Which lines below contain "űrlap"? Copy every one of them.

%%

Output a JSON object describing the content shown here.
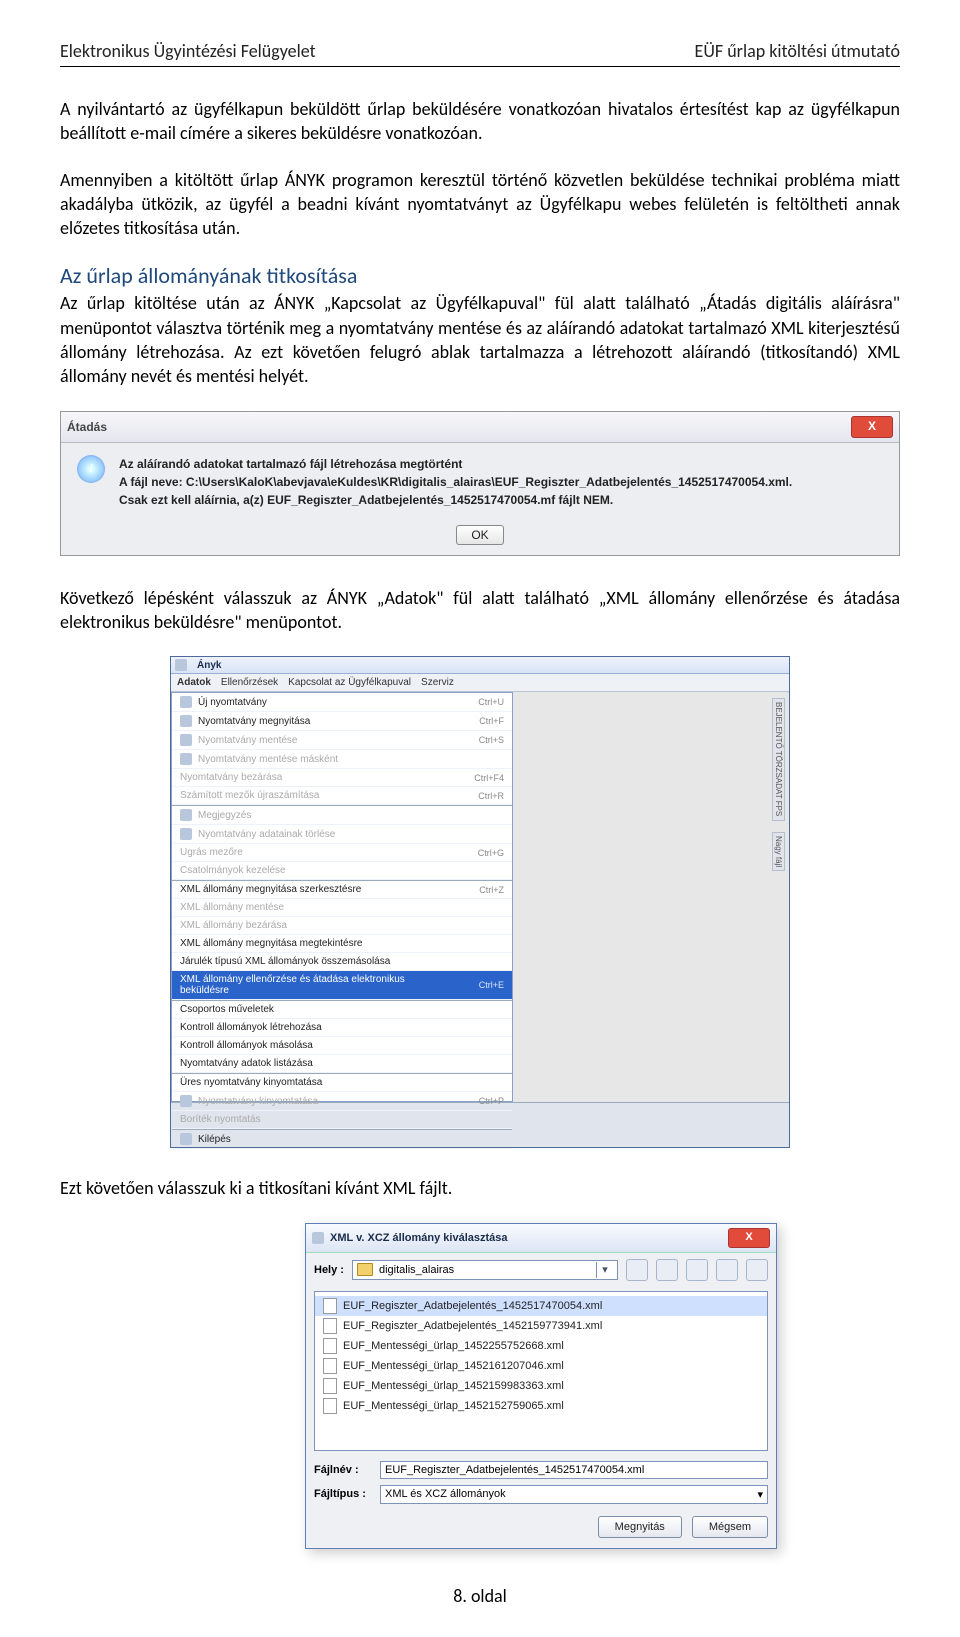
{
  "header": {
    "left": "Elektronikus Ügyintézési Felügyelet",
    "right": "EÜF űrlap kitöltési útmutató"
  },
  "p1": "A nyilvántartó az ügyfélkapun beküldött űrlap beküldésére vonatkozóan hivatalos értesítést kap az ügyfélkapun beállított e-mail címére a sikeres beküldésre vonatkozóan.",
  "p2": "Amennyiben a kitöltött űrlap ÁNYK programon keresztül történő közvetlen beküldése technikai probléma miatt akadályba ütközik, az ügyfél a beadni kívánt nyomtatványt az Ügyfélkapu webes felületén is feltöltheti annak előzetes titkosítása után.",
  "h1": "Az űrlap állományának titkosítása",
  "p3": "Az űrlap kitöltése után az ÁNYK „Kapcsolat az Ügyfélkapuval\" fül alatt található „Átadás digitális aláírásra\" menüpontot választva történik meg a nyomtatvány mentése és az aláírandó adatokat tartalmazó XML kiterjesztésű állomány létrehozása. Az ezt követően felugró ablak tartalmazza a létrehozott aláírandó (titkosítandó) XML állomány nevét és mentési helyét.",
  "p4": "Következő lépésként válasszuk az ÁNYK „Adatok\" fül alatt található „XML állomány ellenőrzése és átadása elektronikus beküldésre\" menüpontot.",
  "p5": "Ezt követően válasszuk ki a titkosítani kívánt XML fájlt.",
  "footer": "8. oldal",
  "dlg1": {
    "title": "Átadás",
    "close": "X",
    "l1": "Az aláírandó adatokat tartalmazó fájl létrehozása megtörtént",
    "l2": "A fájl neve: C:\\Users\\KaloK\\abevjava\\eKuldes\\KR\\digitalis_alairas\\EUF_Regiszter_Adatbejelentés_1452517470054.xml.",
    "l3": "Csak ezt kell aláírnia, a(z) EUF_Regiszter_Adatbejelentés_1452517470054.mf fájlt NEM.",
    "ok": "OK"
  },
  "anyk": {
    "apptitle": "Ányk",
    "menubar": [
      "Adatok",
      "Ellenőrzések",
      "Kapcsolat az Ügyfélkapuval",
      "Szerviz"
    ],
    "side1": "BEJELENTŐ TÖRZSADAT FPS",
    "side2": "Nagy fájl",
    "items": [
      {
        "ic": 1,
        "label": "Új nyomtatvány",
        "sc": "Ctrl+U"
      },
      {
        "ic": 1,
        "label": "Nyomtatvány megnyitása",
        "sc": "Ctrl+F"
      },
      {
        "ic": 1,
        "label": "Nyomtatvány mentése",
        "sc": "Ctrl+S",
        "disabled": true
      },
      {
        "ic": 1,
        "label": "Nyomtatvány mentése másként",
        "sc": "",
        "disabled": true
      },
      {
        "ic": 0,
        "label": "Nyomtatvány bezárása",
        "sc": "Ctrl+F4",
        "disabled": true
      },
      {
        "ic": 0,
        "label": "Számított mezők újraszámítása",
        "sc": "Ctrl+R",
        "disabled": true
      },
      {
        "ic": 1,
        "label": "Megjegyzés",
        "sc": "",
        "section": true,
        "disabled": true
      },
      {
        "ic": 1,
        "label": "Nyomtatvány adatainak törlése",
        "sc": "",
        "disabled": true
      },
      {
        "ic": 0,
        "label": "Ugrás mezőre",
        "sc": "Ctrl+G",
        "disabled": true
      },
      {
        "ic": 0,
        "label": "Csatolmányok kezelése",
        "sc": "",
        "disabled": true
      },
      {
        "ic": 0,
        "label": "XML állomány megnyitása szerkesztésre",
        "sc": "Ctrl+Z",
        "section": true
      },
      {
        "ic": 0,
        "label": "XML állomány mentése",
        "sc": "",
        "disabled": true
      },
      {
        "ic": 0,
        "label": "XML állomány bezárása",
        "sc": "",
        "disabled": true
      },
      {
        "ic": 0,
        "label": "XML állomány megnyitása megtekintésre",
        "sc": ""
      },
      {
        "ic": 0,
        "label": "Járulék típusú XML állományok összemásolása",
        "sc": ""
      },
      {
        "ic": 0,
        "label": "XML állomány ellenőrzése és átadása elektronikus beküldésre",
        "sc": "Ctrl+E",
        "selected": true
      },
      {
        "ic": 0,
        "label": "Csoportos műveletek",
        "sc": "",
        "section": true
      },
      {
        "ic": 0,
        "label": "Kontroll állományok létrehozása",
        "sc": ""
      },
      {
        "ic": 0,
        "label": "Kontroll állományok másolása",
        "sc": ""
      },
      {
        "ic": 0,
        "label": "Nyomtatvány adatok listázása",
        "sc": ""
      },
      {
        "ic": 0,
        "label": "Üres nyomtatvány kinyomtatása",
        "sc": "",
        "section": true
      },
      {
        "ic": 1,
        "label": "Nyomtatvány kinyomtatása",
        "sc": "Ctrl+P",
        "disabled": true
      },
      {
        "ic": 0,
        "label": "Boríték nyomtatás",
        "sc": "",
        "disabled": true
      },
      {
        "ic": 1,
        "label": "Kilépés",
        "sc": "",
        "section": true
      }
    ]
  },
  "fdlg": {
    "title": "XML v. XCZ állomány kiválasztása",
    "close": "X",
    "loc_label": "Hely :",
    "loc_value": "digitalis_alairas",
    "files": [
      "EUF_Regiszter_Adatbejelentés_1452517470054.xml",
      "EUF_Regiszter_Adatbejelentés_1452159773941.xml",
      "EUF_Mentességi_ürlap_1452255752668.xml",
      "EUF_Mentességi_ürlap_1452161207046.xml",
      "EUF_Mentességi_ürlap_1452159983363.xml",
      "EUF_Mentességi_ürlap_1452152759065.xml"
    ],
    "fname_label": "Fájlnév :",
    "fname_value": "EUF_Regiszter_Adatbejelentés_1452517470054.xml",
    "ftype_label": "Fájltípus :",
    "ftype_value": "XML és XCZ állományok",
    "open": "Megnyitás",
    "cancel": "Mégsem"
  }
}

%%
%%

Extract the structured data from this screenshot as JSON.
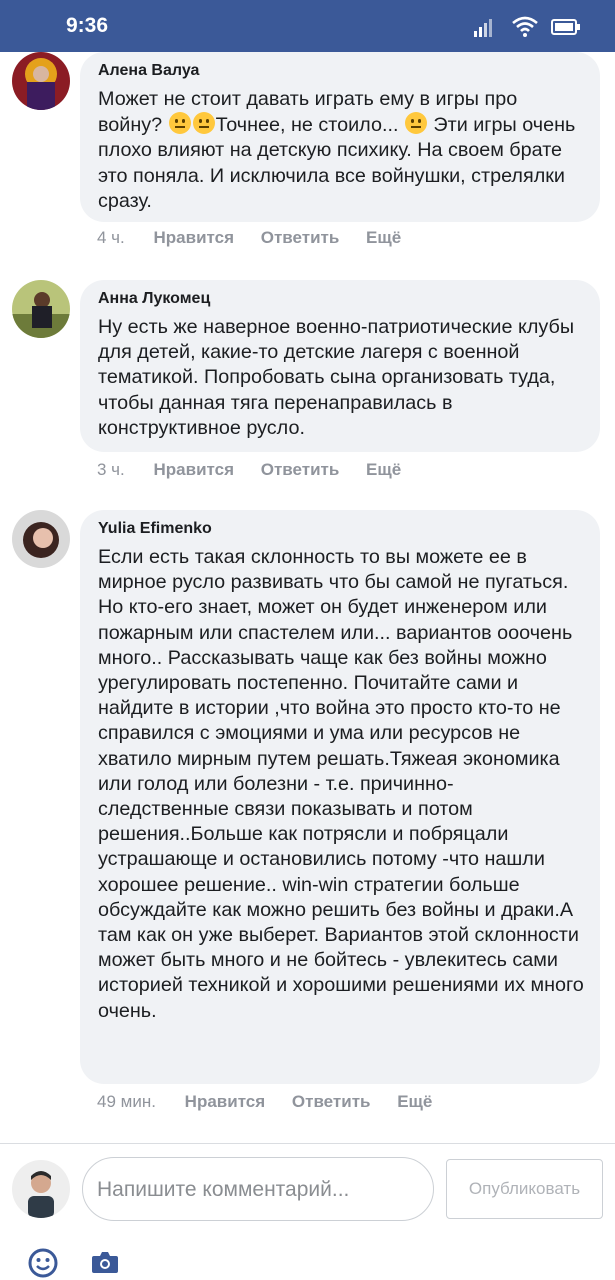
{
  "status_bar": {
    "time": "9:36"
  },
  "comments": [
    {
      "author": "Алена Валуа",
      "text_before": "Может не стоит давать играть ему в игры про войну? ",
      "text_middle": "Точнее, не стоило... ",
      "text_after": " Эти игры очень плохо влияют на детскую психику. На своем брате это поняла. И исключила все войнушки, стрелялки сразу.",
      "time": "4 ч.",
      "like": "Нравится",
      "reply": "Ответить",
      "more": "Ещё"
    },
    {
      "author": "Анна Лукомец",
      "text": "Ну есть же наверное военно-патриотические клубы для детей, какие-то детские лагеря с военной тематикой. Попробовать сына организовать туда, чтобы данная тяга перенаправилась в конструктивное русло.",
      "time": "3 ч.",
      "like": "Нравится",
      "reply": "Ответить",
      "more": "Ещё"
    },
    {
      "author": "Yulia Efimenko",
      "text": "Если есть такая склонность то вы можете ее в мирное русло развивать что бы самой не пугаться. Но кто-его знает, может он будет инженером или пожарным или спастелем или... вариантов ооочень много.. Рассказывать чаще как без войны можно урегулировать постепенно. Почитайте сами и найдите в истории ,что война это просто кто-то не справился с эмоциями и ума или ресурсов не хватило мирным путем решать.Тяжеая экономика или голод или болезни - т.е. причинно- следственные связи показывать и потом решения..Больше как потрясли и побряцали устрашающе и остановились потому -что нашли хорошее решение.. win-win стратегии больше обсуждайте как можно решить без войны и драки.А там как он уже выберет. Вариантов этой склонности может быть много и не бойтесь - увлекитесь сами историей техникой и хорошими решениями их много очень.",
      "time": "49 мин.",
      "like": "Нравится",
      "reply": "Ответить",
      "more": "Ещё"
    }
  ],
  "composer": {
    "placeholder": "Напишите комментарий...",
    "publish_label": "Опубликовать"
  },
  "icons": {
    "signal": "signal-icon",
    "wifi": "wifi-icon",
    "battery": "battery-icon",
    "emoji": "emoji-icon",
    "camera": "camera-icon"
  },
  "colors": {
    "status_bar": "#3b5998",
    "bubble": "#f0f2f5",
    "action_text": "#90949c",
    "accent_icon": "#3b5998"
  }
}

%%

-- Solution to the exercise --
    "right": "EÜF űrlap kitöltési útmutató"
  "p1": "A nyilvántartó az ügyfélkapun beküldött űrlap beküldésére vonatkozóan hivatalos értesítést kap az ügyfélkapun beállított e-mail címére a sikeres beküldésre vonatkozóan.",
  "p2": "Amennyiben a kitöltött űrlap ÁNYK programon keresztül történő közvetlen beküldése technikai probléma miatt akadályba ütközik, az ügyfél a beadni kívánt nyomtatványt az Ügyfélkapu webes felületén is feltöltheti annak előzetes titkosítása után.",
  "h1": "Az űrlap állományának titkosítása",
  "p3": "Az űrlap kitöltése után az ÁNYK „Kapcsolat az Ügyfélkapuval\" fül alatt található „Átadás digitális aláírásra\" menüpontot választva történik meg a nyomtatvány mentése és az aláírandó adatokat tartalmazó XML kiterjesztésű állomány létrehozása. Az ezt követően felugró ablak tartalmazza a létrehozott aláírandó (titkosítandó) XML állomány nevét és mentési helyét.",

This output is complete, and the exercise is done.